Just to clarify. When our two example baskets pictured were tested with the same grind setting, the straight walled basket ran 10 seconds faster than the tapered basket for the same shot volume. In order to deliver a comparable flow rate, the straight walled basket must have a finer grind setting.
By fining up the grind in a straight walled basket we can minimise the gallery size and help to limit fines migration. This however comes at a cost. A finer grind creates a higher puck density.
Basket Shapes Influence on Puck Density
Density is mass divided by volume. To use an example, a bucket of sand because of its finer grind size, will have a higher density than the same bucket filled with gravel. This same analogy can be applied to coffee particle size. The finer the grind, the denser the puck becomes.
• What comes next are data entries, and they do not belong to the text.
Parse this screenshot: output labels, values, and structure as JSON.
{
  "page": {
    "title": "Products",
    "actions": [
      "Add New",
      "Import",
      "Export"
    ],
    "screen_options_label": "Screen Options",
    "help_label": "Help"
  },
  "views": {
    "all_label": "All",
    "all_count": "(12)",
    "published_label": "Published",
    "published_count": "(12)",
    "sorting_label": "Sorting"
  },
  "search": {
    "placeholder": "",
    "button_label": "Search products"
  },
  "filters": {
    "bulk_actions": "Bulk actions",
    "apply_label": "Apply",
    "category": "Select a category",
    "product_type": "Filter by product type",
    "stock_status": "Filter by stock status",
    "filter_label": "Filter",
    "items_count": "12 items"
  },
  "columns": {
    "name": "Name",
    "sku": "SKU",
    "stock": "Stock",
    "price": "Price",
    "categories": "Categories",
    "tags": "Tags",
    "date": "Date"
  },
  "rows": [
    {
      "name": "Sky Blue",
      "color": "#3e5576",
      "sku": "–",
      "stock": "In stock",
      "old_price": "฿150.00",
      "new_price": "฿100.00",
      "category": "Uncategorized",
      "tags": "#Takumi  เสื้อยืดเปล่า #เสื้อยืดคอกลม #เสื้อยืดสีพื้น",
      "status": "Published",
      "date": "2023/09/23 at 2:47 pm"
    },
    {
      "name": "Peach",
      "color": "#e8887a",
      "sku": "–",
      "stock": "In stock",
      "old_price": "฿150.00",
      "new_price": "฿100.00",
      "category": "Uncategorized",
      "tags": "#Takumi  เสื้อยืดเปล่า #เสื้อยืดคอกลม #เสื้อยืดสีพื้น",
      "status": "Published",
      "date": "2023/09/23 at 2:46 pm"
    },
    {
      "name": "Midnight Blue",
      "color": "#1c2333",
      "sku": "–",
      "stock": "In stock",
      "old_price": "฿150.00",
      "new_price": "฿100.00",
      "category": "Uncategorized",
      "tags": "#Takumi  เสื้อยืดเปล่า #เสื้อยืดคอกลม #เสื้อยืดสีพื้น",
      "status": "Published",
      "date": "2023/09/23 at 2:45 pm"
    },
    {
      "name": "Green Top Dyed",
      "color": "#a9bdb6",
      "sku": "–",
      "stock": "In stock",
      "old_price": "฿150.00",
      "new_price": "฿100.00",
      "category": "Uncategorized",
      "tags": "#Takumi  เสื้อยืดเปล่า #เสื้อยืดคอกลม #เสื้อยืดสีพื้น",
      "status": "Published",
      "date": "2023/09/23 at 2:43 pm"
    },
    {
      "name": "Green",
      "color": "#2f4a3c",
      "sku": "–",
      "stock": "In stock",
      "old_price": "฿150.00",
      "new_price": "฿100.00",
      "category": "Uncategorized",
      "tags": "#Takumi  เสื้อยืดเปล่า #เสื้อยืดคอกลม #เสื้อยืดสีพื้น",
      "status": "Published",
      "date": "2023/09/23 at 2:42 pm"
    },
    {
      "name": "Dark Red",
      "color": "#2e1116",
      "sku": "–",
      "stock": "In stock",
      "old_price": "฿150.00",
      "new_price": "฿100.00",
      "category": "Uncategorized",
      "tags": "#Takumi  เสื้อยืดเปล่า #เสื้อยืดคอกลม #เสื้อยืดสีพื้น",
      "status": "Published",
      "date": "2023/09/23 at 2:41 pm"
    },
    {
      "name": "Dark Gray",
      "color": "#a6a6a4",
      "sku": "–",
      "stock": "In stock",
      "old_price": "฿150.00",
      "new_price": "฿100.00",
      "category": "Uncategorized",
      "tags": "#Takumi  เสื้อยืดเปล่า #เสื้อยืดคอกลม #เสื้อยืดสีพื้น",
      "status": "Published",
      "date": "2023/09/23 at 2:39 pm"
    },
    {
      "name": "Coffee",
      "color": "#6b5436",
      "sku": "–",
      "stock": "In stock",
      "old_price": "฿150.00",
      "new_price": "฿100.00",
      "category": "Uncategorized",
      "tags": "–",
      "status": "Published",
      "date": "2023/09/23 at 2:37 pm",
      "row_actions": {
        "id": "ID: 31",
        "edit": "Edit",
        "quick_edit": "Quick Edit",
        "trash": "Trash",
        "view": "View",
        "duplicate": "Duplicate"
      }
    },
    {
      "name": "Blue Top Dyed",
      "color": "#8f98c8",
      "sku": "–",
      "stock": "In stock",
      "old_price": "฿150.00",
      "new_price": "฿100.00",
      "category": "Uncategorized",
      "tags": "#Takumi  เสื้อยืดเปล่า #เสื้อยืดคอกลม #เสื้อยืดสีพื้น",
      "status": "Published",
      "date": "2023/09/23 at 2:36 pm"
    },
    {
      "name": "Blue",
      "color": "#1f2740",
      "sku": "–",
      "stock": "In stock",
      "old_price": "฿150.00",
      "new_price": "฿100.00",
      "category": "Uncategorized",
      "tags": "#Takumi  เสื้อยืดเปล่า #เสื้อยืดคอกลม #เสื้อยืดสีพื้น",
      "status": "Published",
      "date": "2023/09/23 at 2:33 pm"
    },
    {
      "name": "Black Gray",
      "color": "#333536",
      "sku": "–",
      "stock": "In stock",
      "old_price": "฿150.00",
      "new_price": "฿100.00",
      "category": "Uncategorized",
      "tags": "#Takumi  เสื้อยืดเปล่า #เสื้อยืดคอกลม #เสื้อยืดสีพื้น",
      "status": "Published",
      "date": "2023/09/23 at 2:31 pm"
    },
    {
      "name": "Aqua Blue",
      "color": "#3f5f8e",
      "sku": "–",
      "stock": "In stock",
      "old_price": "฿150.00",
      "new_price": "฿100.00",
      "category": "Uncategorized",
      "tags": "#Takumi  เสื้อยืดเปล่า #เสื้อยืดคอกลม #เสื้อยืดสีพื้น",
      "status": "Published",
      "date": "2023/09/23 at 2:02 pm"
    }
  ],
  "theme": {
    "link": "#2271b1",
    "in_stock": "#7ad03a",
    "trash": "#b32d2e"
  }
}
Straight walled baskets, which need a finer grind to maintain gallery integrity and prevent fines migration will naturally create a denser puck. This can become a problem, especially with lighter roasted coffees. As lighter roasted coffees often have a naturally higher roast density anyway, by fining up the grind, this already high-density bean makes even greater densities in the puck which can lead to a channelling
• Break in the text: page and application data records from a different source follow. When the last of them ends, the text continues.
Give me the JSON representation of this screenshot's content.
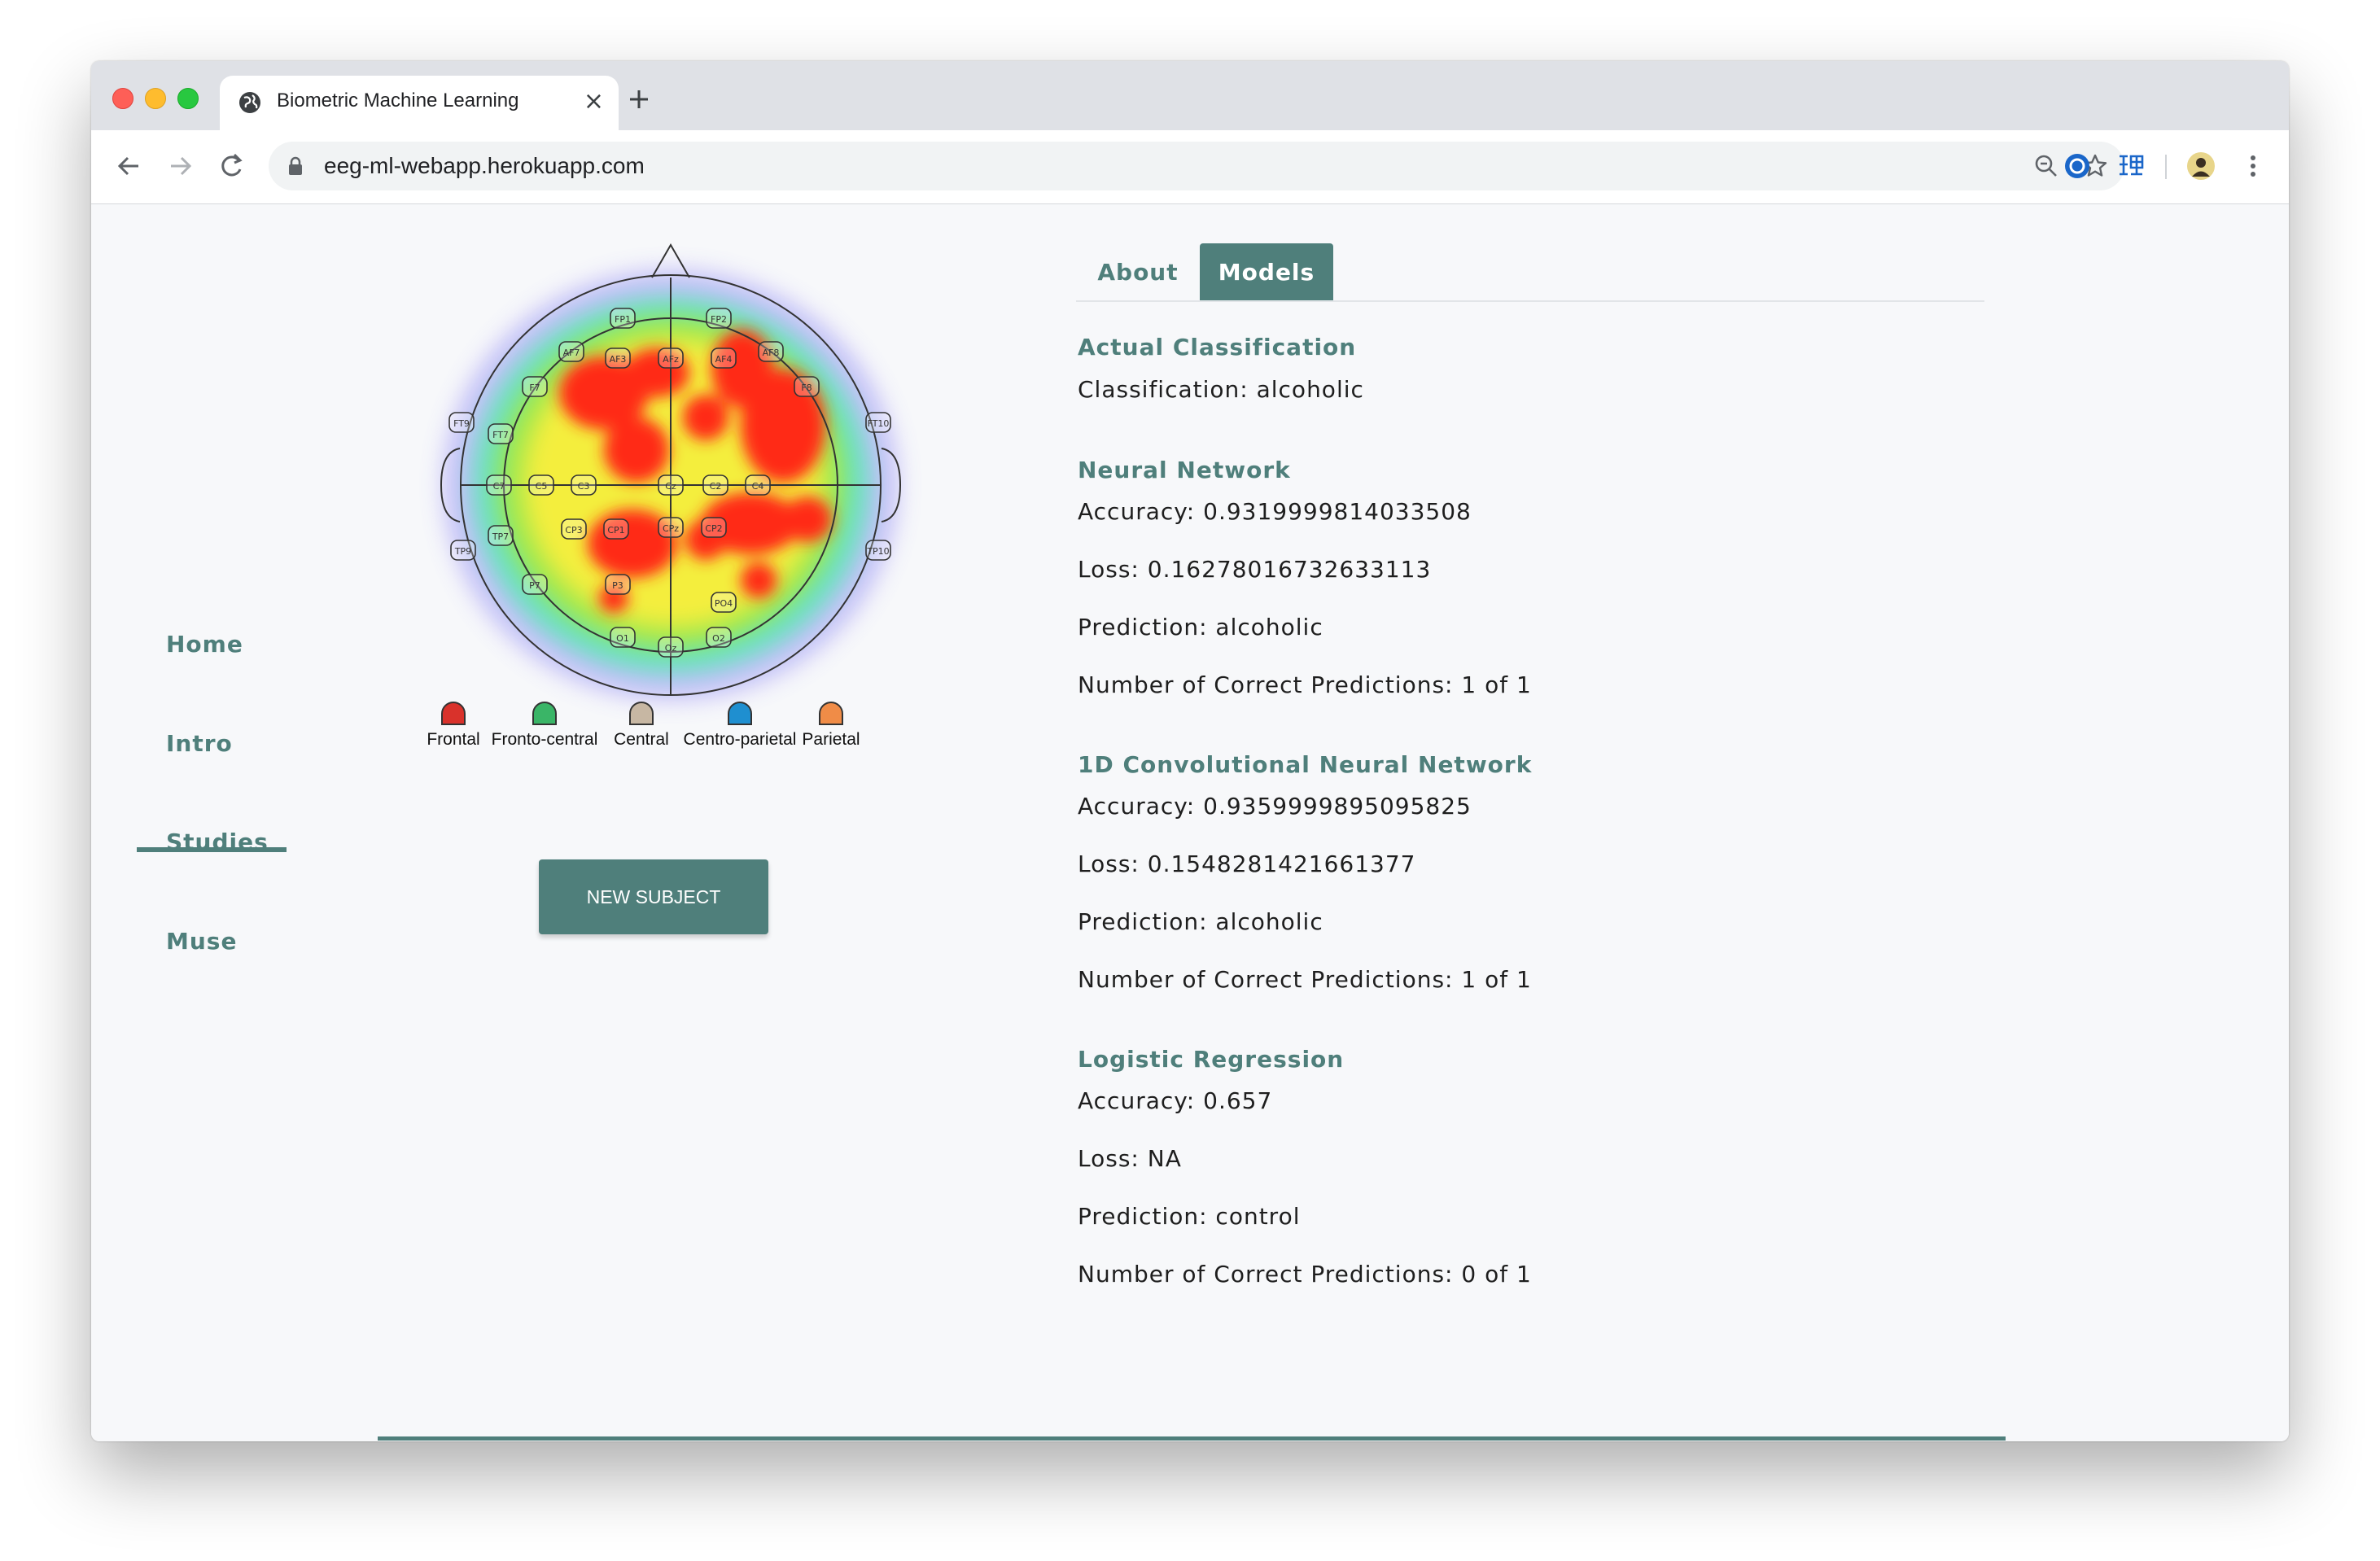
{
  "browser": {
    "tab_title": "Biometric Machine Learning",
    "tab_close": "×",
    "new_tab": "+",
    "url": "eeg-ml-webapp.herokuapp.com"
  },
  "sidebar": {
    "items": [
      {
        "label": "Home"
      },
      {
        "label": "Intro"
      },
      {
        "label": "Studies",
        "active": true
      },
      {
        "label": "Muse"
      }
    ]
  },
  "headmap": {
    "legend": [
      {
        "label": "Frontal",
        "color": "#d9322b"
      },
      {
        "label": "Fronto-central",
        "color": "#3ab567"
      },
      {
        "label": "Central",
        "color": "#c7b7a3"
      },
      {
        "label": "Centro-parietal",
        "color": "#1f8fd0"
      },
      {
        "label": "Parietal",
        "color": "#f08c47"
      }
    ],
    "electrodes": [
      "FP1",
      "FP2",
      "AF7",
      "AF3",
      "AFz",
      "AF4",
      "AF8",
      "F7",
      "F8",
      "FT9",
      "FT7",
      "FT10",
      "C7",
      "C5",
      "C3",
      "Cz",
      "C2",
      "C4",
      "CP3",
      "CP1",
      "CPz",
      "CP2",
      "TP7",
      "TP9",
      "TP10",
      "P7",
      "P3",
      "PO4",
      "O1",
      "Oz",
      "O2"
    ],
    "button_label": "NEW SUBJECT"
  },
  "tabs": [
    {
      "label": "About",
      "active": false
    },
    {
      "label": "Models",
      "active": true
    }
  ],
  "results": {
    "actual": {
      "title": "Actual Classification",
      "classification": "Classification: alcoholic"
    },
    "nn": {
      "title": "Neural Network",
      "accuracy": "Accuracy: 0.9319999814033508",
      "loss": "Loss: 0.16278016732633113",
      "prediction": "Prediction: alcoholic",
      "correct": "Number of Correct Predictions: 1 of 1"
    },
    "cnn": {
      "title": "1D Convolutional Neural Network",
      "accuracy": "Accuracy: 0.9359999895095825",
      "loss": "Loss: 0.1548281421661377",
      "prediction": "Prediction: alcoholic",
      "correct": "Number of Correct Predictions: 1 of 1"
    },
    "lr": {
      "title": "Logistic Regression",
      "accuracy": "Accuracy: 0.657",
      "loss": "Loss: NA",
      "prediction": "Prediction: control",
      "correct": "Number of Correct Predictions: 0 of 1"
    }
  },
  "colors": {
    "accent": "#4f7f7b",
    "page_bg": "#f7f8fa"
  }
}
But what about TDS and Yield?
Strictly speaking it is hard to compare TDS and extraction yields between the two baskets. As mentioned prior, if the two baskets were to utilise the same grind setting, the straight walled basket will produce a faster flow rate, and naturally have a lower TDS and Extraction Yield. By fining up the grind in the straight wall basket to make a comparable flow rate to a tapered basket, we are no longer comparing apples with apples. The new finer grind setting of the straight walled basket has created a higher puck density and greater surface area of the resulting coffee particles. Naturally with a higher particle surface area you would expect to have a higher TDS as a result. Interestingly this was not the case. Shots pulled through both baskets, with the same water flow rate, heralded the tapered wall basket with a consistently higher TDS and extraction yield.
Not all baskets are created equal.
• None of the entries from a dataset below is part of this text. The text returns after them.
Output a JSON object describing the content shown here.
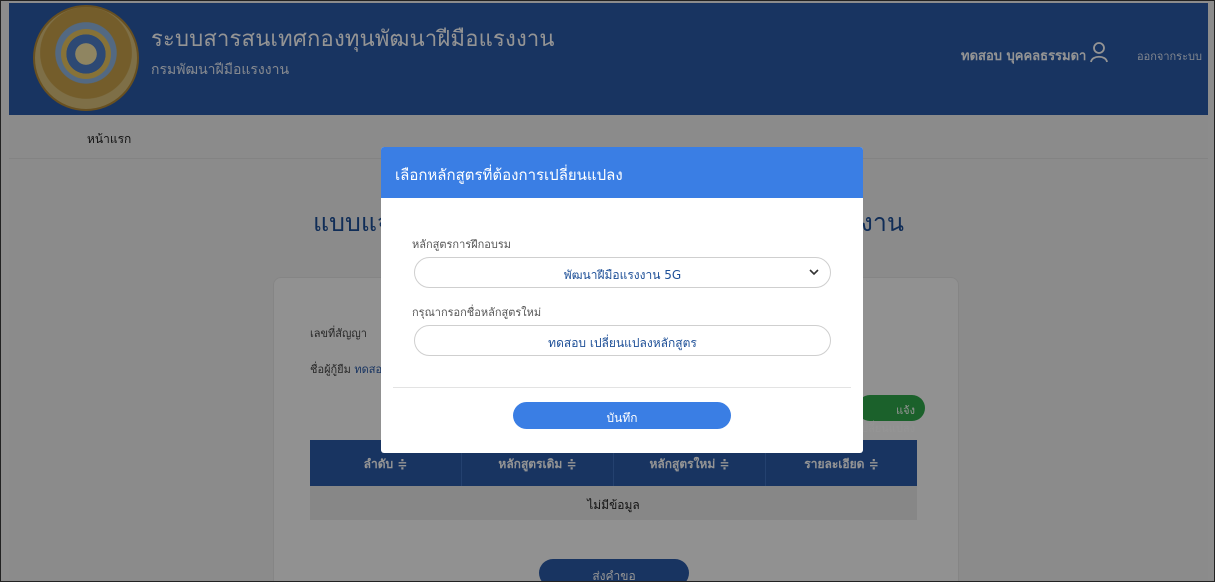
{
  "header": {
    "title": "ระบบสารสนเทศกองทุนพัฒนาฝีมือแรงงาน",
    "subtitle": "กรมพัฒนาฝีมือแรงงาน",
    "user_name": "ทดสอบ บุคคลธรรมดา",
    "logout_label": "ออกจากระบบ",
    "user_icon": "user-icon",
    "logo": "department-seal"
  },
  "breadcrumb": {
    "home": "หน้าแรก"
  },
  "form": {
    "title": "แบบแจ้งเปลี่ยนแปลงหลักสูตรกองทุนพัฒนาฝีมือแรงงาน",
    "contract_label": "เลขที่สัญญา",
    "borrower_label": "ชื่อผู้กู้ยืม",
    "borrower_value": "ทดสอบ บุคคลธรรมดา",
    "change_button": "แจ้งเปลี่ยนแปลง",
    "submit_button": "ส่งคำขอ",
    "table": {
      "columns": [
        "ลำดับ ≑",
        "หลักสูตรเดิม ≑",
        "หลักสูตรใหม่ ≑",
        "รายละเอียด ≑"
      ],
      "empty_text": "ไม่มีข้อมูล"
    }
  },
  "modal": {
    "title": "เลือกหลักสูตรที่ต้องการเปลี่ยนแปลง",
    "course_label": "หลักสูตรการฝึกอบรม",
    "course_selected": "พัฒนาฝีมือแรงงาน 5G",
    "new_course_label": "กรุณากรอกชื่อหลักสูตรใหม่",
    "new_course_value": "ทดสอบ เปลี่ยนแปลงหลักสูตร",
    "save_button": "บันทึก"
  },
  "colors": {
    "header": "#2a5aa8",
    "modal_header": "#3a7ee4",
    "green": "#2fa84a"
  }
}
Great effort was made to ensure the baskets used in this experiment were the same volume, in order to make the experiment as accurate as possible. We did however find that the angle of the base of the tapered basket, together with its start position on the basket wall is the most important aspect of these baskets. Experiments on several other tapered baskets didn’t herald as greater benefits as the one pictured. This in itself should make basket manufactures perform more experiments about the pitch of this basket wall, and at what height on the wall, the basket starts to angle.
And the all-important taste?
Taste and flavour has been deliberately left out of these conclusions. Not because the tapered wall baskets delivered less flavour. In fact, quite the contrary. I enjoy the taste better, and use these baskets on many of our customer machines. But as humans we tend to put our subjective taste above all else, and forgo the natural physics that make up this taste. When being an industry professional, understanding how coffee is created is initially more important than the resulting taste. If we put taste first at the cost of process, it becomes hard to duplicate. Only after we fully understand coffee dynamics, can we create a process to deliver the desired taste.
In our next article we shall look at fines migration and its effect of temperature in the coffee puck.
Bush and Bush Coffee Systems
Galleries is the air spaces between the ground coffee particles in the portafilter after tamping.
Fines are the smallest particles of your entire ground coffee particles.
Density is equal to mass (m) divided by volume (V).